Objective: To determine factors contributing to the failure of vacuum delivery and to compare the neonatal and maternal morbidity associated with failed and successful procedures.
Methods: A retrospective case-control study was undertaken at Aga Khan University Hospital, Nairobi, Kenya, by review of medical charts from the period of January 2007 to December 2010. In total, 31 cases of failed vacuum delivery were compared with 124 controls where extraction was successful. The primary outcome measure was fetal malposition. Secondary outcome measures included a composite score of maternal complications, a 5-minute Apgar score below 7, an umbilical arterial pH below 7.1, and a base excess below -12. Multiple logistic regression analysis was undertaken to identify factors associated with failure of vacuum delivery.
Results: Demographic and labor characteristics were similar in both groups. Fetal malposition significantly contributed to the failure of vacuum delivery (odds ratio 12.7, 95% confidence interval 1.5-14.8). Failure of vacuum delivery was not associated with clinically important neonatal or maternal morbidity.

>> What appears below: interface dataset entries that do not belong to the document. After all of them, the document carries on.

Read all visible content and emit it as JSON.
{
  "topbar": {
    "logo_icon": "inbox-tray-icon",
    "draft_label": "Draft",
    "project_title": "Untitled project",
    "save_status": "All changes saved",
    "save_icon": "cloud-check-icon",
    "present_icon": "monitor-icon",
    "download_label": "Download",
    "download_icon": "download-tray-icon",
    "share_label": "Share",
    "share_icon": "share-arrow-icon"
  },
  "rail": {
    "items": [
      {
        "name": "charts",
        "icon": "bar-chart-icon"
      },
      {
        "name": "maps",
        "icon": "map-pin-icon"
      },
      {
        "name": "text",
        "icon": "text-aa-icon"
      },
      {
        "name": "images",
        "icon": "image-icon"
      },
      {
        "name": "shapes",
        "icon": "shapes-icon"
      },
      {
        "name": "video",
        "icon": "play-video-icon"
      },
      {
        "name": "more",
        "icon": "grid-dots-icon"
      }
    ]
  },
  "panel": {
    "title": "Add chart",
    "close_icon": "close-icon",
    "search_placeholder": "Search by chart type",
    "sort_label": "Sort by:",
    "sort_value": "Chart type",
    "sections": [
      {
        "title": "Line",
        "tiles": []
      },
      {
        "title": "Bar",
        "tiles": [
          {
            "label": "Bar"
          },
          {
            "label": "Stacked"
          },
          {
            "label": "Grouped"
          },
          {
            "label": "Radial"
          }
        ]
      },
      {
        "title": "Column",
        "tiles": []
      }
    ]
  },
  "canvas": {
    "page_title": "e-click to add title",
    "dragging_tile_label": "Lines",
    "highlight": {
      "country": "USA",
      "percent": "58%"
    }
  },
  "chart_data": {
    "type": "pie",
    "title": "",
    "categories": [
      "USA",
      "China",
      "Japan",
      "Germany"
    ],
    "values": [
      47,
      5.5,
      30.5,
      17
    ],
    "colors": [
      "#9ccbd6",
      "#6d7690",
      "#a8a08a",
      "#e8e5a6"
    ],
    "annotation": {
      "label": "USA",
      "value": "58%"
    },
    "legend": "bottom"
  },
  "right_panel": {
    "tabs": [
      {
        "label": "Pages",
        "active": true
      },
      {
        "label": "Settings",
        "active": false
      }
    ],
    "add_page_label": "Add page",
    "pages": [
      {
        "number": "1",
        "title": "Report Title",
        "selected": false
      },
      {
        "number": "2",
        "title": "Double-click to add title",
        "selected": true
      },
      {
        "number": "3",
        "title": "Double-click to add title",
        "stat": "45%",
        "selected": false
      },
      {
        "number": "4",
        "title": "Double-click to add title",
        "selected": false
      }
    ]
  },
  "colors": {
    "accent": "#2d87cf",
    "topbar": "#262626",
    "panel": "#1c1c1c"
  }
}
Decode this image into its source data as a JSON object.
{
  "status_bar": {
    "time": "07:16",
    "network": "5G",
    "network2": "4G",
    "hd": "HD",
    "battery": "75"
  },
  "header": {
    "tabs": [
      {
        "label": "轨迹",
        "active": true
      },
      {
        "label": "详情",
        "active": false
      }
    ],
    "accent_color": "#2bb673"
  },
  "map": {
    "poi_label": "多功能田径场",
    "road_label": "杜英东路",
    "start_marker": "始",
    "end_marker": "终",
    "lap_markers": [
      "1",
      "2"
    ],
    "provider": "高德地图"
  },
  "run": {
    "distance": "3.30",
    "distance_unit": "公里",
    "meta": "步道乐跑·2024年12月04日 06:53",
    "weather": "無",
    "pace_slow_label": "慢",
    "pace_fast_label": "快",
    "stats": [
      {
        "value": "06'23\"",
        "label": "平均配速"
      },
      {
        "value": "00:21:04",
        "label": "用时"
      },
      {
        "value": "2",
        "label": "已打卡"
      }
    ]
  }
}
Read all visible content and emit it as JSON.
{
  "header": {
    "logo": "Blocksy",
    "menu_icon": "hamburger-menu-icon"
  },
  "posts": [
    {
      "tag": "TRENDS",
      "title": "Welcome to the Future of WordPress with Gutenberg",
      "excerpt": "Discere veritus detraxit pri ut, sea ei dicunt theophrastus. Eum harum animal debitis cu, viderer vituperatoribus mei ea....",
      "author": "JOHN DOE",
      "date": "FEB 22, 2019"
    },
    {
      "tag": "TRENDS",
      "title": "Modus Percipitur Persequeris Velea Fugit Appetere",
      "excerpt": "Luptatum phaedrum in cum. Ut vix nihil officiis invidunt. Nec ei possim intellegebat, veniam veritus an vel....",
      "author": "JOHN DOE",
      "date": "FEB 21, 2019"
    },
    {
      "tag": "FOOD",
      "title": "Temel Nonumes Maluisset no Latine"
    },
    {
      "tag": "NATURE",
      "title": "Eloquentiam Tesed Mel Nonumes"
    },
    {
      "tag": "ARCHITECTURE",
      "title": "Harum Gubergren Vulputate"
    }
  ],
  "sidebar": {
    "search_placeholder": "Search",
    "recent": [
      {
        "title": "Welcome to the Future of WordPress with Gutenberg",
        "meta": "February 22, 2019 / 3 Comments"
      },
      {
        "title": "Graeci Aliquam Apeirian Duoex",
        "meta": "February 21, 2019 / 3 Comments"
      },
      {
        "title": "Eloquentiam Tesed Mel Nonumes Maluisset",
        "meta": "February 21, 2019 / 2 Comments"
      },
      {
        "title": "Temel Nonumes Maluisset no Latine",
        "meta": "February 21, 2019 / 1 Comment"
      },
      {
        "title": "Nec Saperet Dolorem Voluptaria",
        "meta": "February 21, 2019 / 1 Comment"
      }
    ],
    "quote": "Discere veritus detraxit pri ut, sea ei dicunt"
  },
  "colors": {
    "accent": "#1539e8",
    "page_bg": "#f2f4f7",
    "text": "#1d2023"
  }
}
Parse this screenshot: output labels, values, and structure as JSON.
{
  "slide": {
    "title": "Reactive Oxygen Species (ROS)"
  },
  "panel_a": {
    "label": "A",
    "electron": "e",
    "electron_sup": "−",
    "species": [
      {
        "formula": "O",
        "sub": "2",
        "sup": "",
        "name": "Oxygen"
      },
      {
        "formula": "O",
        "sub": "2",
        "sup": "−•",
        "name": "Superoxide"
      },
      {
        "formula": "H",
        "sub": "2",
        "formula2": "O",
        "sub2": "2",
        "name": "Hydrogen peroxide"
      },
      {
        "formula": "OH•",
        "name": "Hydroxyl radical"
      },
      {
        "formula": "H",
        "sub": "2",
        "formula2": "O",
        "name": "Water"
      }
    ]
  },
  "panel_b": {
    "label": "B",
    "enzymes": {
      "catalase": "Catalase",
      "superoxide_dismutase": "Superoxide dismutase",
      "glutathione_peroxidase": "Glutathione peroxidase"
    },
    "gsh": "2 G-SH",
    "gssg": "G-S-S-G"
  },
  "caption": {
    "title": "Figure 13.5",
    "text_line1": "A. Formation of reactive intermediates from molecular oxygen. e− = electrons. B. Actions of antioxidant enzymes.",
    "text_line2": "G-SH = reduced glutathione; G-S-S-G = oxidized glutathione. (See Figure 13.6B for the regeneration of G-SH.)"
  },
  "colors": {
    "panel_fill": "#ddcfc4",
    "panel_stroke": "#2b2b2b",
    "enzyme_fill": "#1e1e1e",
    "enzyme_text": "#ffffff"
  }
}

Conclusions: Vacuum extraction is a safe mode of delivery where indicated, with minimal maternal and neonatal morbidity even in the event of procedural failure.